PROBLEM STATEMENT → All records are to be restated word for word, with pictures excluded.

EXERCISE DATA →
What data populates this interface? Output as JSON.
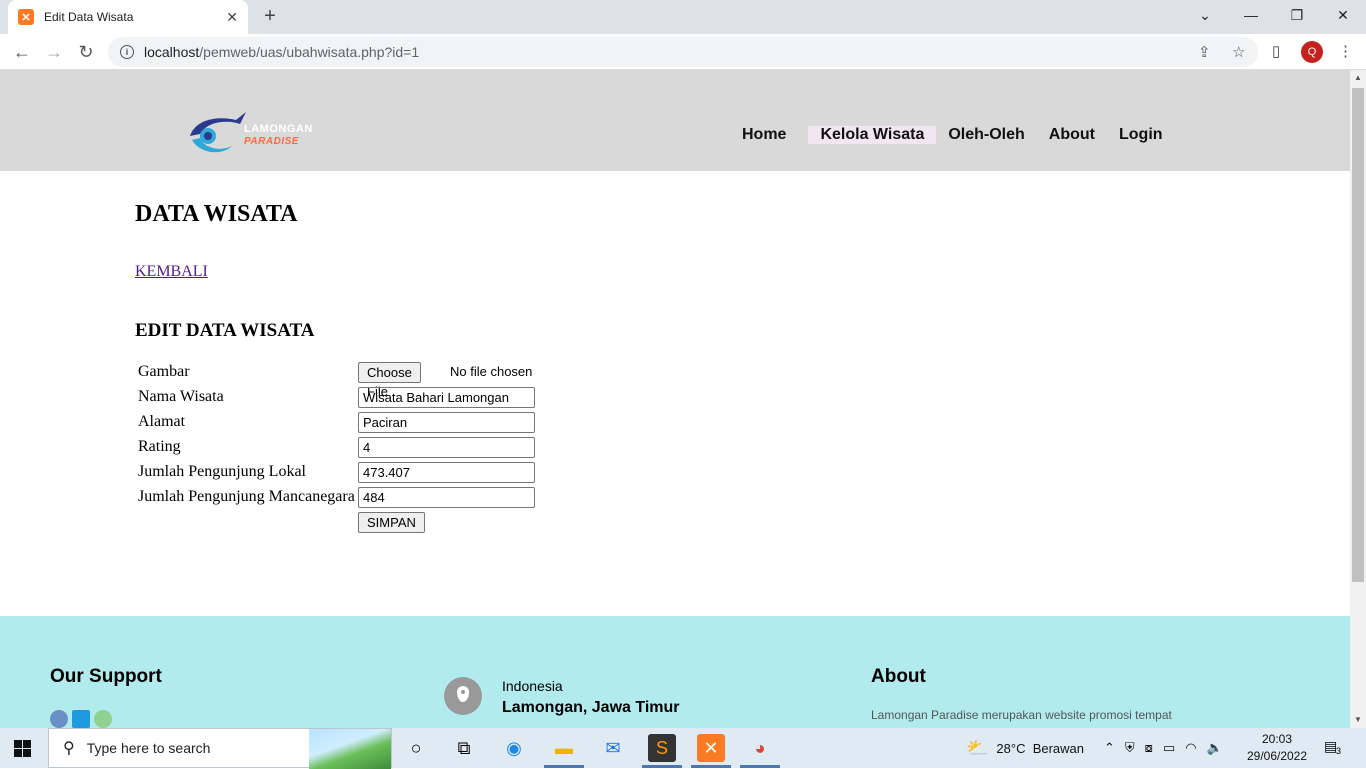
{
  "browser": {
    "tab_title": "Edit Data Wisata",
    "url_host": "localhost",
    "url_path": "/pemweb/uas/ubahwisata.php?id=1",
    "profile_initial": "Q"
  },
  "header": {
    "logo_line1": "LAMONGAN",
    "logo_line2": "PARADISE",
    "nav": [
      "Home",
      "Kelola Wisata",
      "Oleh-Oleh",
      "About",
      "Login"
    ],
    "active_nav": "Kelola Wisata"
  },
  "content": {
    "page_title": "DATA WISATA",
    "back_link": "KEMBALI",
    "form_title": "EDIT DATA WISATA",
    "form": {
      "gambar_label": "Gambar",
      "file_button": "Choose File",
      "file_status": "No file chosen",
      "nama_label": "Nama Wisata",
      "nama_value": "Wisata Bahari Lamongan",
      "alamat_label": "Alamat",
      "alamat_value": "Paciran",
      "rating_label": "Rating",
      "rating_value": "4",
      "lokal_label": "Jumlah Pengunjung Lokal",
      "lokal_value": "473.407",
      "manca_label": "Jumlah Pengunjung Mancanegara",
      "manca_value": "484",
      "submit_label": "SIMPAN"
    }
  },
  "footer": {
    "support_title": "Our Support",
    "country": "Indonesia",
    "city": "Lamongan, Jawa Timur",
    "about_title": "About",
    "about_text": "Lamongan Paradise merupakan website promosi tempat"
  },
  "taskbar": {
    "search_placeholder": "Type here to search",
    "weather": "28°C  Berawan",
    "time": "20:03",
    "date": "29/06/2022",
    "notification_count": "3"
  },
  "colors": {
    "header_bg": "#d9d9d9",
    "footer_bg": "#b2ebed",
    "active_nav_bg": "#f3e6f3",
    "link_visited": "#551a8b"
  }
}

SOLUTION TO THIS TASK →
What data populates this interface? Output as JSON.
{
  "browser": {
    "tab_title": "Edit Data Wisata",
    "url_host": "localhost",
    "url_path": "/pemweb/uas/ubahwisata.php?id=1",
    "profile_initial": "Q"
  },
  "header": {
    "logo_line1": "LAMONGAN",
    "logo_line2": "PARADISE",
    "nav": [
      "Home",
      "Kelola Wisata",
      "Oleh-Oleh",
      "About",
      "Login"
    ],
    "active_nav": "Kelola Wisata"
  },
  "content": {
    "page_title": "DATA WISATA",
    "back_link": "KEMBALI",
    "form_title": "EDIT DATA WISATA",
    "form": {
      "gambar_label": "Gambar",
      "file_button": "Choose File",
      "file_status": "No file chosen",
      "nama_label": "Nama Wisata",
      "nama_value": "Wisata Bahari Lamongan",
      "alamat_label": "Alamat",
      "alamat_value": "Paciran",
      "rating_label": "Rating",
      "rating_value": "4",
      "lokal_label": "Jumlah Pengunjung Lokal",
      "lokal_value": "473.407",
      "manca_label": "Jumlah Pengunjung Mancanegara",
      "manca_value": "484",
      "submit_label": "SIMPAN"
    }
  },
  "footer": {
    "support_title": "Our Support",
    "country": "Indonesia",
    "city": "Lamongan, Jawa Timur",
    "about_title": "About",
    "about_text": "Lamongan Paradise merupakan website promosi tempat"
  },
  "taskbar": {
    "search_placeholder": "Type here to search",
    "weather": "28°C  Berawan",
    "time": "20:03",
    "date": "29/06/2022",
    "notification_count": "3"
  },
  "colors": {
    "header_bg": "#d9d9d9",
    "footer_bg": "#b2ebed",
    "active_nav_bg": "#f3e6f3",
    "link_visited": "#551a8b"
  }
}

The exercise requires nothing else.